I have seen how teachers who take deliberate steps like these begin to own their voice. Perhaps the issue they choose is a small one, local in nature, but when we begin there, when we gain confidence in our ability to make change, and when we find community with other teachers doing the same thing, we can make a difference.
Alaina is an example of this, a high school teacher who is frustrated that policies surrounding reading and reading instruction have been hijacked by mandatory curriculum and standardized tests. She knows better: she’s well versed in both research and research-based practices that demonstrate why independent choice reading is so important for creating engaged readers and helping them develop the literacy skills they will need for college and workplace success.
But rather than just being angry and discouraged about this shift in educational policy, Alaine is committed to making change—beginning in her local community. She’s identified allies who share her concerns and developed ways to help parents and administrators understand reading instruction a little differently: beginning with creating a website for parents and the community that offers information and resources about reading instruction and ways they can be involved in getting more real books into the hands of kids.

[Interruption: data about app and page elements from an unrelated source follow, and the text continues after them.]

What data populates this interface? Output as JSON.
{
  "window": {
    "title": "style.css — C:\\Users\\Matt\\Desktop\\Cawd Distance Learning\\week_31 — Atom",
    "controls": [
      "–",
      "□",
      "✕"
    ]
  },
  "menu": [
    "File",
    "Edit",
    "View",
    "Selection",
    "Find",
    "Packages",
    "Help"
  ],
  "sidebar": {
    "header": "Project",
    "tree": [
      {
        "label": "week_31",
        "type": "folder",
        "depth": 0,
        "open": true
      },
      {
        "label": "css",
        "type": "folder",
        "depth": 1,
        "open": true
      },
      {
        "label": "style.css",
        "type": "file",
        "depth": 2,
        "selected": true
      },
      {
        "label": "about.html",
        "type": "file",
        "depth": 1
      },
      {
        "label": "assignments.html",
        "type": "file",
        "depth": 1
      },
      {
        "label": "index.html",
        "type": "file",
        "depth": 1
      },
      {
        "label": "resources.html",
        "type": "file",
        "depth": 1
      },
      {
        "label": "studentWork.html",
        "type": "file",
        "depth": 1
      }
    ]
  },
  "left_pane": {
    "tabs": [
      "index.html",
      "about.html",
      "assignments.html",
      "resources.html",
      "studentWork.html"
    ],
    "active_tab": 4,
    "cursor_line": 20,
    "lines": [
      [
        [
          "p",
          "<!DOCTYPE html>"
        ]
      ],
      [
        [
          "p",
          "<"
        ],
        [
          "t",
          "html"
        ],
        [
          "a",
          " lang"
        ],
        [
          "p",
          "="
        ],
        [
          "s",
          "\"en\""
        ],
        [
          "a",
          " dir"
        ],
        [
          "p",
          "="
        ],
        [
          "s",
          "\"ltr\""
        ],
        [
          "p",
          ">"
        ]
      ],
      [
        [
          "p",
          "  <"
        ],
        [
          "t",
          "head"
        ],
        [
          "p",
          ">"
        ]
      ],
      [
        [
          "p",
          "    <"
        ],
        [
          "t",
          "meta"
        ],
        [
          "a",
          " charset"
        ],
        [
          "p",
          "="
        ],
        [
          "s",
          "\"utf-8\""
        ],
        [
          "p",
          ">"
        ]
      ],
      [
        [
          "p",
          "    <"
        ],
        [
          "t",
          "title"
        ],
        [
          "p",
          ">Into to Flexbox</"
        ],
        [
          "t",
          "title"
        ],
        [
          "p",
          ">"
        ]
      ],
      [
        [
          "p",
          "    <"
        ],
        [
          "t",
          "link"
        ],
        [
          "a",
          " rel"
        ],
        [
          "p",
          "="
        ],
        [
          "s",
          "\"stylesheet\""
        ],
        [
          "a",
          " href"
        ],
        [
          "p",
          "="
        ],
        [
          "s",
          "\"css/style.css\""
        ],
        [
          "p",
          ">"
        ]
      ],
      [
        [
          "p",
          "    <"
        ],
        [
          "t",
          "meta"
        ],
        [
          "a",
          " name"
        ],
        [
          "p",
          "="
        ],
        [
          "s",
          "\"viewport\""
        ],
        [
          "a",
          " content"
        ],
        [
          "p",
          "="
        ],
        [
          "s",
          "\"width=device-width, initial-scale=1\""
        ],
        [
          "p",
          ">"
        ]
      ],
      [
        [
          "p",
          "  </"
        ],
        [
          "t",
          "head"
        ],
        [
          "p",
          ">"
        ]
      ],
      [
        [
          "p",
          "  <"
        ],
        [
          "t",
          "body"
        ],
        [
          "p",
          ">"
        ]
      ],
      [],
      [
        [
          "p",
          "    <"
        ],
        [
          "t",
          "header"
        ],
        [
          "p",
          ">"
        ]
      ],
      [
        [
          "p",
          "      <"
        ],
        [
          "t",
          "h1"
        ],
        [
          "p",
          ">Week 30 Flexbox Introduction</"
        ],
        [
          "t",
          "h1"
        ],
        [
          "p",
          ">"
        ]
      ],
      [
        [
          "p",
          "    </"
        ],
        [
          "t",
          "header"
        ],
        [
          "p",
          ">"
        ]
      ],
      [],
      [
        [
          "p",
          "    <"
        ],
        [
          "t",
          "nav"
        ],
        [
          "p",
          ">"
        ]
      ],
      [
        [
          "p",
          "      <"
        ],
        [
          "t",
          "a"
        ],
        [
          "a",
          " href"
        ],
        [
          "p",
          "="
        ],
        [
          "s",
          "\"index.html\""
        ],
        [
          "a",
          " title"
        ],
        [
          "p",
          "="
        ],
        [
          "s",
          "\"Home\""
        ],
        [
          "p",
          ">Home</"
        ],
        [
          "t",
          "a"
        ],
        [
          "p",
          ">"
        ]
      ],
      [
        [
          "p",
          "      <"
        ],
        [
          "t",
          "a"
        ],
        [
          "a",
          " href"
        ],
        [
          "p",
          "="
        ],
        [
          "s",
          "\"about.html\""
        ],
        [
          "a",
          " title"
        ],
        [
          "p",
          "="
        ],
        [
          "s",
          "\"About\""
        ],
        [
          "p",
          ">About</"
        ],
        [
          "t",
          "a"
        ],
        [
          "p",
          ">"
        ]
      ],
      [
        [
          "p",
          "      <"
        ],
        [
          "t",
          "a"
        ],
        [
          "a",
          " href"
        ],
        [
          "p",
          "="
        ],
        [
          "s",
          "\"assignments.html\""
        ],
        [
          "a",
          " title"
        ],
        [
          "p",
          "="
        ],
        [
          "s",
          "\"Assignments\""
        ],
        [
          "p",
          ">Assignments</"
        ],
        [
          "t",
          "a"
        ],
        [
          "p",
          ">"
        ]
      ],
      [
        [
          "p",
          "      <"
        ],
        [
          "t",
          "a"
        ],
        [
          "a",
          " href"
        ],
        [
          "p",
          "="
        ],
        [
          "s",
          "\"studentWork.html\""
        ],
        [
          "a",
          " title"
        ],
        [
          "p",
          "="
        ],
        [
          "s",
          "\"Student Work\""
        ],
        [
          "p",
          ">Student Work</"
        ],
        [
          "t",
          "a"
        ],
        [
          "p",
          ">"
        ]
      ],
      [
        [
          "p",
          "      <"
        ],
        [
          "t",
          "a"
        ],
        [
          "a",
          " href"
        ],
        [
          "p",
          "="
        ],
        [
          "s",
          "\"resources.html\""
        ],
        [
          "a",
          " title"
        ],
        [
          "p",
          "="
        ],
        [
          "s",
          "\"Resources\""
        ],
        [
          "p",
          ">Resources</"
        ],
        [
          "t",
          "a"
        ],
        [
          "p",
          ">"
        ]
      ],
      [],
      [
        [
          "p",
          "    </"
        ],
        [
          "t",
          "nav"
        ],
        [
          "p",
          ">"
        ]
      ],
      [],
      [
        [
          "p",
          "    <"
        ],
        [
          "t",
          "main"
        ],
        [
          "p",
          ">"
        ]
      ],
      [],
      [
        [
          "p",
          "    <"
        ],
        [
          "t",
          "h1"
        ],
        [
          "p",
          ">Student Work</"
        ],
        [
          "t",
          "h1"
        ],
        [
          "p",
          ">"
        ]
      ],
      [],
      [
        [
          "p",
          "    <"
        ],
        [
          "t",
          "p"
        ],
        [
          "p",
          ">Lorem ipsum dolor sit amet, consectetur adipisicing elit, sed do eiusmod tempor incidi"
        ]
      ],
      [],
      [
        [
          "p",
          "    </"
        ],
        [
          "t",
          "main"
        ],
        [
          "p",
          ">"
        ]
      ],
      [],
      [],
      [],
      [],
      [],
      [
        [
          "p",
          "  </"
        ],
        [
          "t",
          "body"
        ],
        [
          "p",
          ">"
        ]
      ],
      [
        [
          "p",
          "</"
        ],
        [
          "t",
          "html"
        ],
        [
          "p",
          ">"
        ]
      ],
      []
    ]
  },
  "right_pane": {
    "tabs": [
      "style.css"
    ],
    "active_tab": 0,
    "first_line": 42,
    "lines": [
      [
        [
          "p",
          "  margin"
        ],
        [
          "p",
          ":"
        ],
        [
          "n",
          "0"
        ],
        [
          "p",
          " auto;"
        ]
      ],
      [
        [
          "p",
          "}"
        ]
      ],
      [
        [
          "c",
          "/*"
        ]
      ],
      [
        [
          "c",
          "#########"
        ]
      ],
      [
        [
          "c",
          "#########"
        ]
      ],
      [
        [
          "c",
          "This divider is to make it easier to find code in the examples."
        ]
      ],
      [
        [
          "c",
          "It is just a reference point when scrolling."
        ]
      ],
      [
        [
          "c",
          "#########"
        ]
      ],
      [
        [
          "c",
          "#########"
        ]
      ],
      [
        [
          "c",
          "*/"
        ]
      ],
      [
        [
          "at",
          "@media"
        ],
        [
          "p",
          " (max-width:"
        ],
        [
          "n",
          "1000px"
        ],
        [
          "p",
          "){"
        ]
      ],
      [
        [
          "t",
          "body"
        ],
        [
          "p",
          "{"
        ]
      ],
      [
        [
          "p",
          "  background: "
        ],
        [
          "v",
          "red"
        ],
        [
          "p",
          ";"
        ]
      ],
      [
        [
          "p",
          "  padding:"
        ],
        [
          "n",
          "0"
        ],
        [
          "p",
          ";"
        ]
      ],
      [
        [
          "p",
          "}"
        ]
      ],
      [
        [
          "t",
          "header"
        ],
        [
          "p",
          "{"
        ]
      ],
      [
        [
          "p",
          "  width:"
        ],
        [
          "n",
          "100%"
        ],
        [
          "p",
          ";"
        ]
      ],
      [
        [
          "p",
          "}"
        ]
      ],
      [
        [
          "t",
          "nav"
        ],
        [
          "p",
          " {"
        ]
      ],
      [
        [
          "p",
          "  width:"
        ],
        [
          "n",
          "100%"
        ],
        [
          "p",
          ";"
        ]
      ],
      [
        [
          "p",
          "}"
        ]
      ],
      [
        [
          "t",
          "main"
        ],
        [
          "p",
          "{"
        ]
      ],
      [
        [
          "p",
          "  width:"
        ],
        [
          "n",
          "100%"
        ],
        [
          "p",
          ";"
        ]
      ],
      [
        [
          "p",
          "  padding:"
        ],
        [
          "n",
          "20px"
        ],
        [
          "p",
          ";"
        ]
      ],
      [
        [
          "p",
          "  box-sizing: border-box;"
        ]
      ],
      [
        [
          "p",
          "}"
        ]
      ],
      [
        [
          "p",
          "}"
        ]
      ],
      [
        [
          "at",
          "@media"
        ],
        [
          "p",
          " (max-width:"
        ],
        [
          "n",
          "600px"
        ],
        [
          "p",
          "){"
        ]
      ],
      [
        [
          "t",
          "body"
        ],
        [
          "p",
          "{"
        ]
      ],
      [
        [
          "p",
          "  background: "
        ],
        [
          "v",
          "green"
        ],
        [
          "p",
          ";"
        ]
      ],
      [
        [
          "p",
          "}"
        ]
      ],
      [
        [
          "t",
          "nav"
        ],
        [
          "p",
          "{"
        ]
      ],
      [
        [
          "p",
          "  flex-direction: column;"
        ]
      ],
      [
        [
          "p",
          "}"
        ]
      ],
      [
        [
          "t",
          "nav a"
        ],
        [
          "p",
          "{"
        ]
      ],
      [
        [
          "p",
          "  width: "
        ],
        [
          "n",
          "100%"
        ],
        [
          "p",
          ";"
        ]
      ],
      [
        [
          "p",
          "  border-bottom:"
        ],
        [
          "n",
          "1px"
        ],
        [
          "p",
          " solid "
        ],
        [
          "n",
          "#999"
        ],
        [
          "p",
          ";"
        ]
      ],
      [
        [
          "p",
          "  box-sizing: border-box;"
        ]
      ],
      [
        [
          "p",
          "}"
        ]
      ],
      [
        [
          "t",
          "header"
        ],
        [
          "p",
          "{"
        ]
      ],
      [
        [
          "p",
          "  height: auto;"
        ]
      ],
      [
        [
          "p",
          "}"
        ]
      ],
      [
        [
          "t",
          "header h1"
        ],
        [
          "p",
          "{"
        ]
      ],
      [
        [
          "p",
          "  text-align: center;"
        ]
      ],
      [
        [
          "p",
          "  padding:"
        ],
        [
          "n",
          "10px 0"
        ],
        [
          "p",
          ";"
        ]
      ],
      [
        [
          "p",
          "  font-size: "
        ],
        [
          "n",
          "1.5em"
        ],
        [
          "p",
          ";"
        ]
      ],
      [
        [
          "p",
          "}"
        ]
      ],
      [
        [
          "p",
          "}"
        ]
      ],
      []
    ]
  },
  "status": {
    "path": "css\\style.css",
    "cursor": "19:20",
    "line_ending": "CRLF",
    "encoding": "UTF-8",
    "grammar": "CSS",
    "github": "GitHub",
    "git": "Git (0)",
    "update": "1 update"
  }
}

Alaine is an Everyday Advocate: a very busy teacher who is dedicated to changing the conversation about literacy and literacy education. She knows that if she doesn’t help narrate that conversation—offering her expertise and knowledge—someone else will, and that someone may not be as knowledgeable as she is about reading, about students, and about teachers. By focusing on her local context and working with others, she is committed to making reading instruction a subject of discussion in her school community—and in doing so hopes to change their ideas of what counts as reading.
As teachers, we live in a world in which many others—the media, the entertainment industry, legislators, and philanthropists—are narrating the story of education. We shake our heads, we complain to our families and friends, and we face each day a little more discouraged about how the public understands our work. Everyday Advocates—like Alaine and a number of other teachers—are trying to move from frustration to action. Beginning with small steps in their own contexts, Everyday Advocates are committed to adding their voices to the public narrative about literacy education, hoping that these local actions will help shift the discussion of how to solve some of the complex issues that surround literacy education.
This year at NCTE’s Annual Convention, a group of Everyday Advocates will share their knowledge about how to get this movement started. Beginning with the important question—what one thing do you wish others understood differently about literacy education—these teachers will facilitate sessions on how to work toward change in ways that are smart, safe, and savvy. They will offer suggestions, share successes, and help participants identify and create a plan focused on their own local issues and concerns. Attend one, two, or all three sessions, offered at various times throughout the convention.
And to learn even more about this work, check out the Everyday Advocacy website and find background information about this movement, core ideas and action principles, and specific suggestions for creating an action plan. See the work of other teachers and share your own experiences.
We hope you’ll join us in those sessions—with whatever issue you identify as mattering most to you right now—and, taking Grace Lee Boggs’ advice, find ways to move from anger, resentment, and outrage toward true change.
Cathy Fleischer is a professor of English education and writing studies at Eastern Michigan University where she also co-directs the Eastern Michigan Writing Project. Her passion for teacher advocacy began with her book Teachers Organizing for Change and has continued to grow through teacher workshops, courses, published articles, and, most recently, the website everydayadvocacy.org. Contact her at firstname.lastname@example.org or @CathyFleischer1.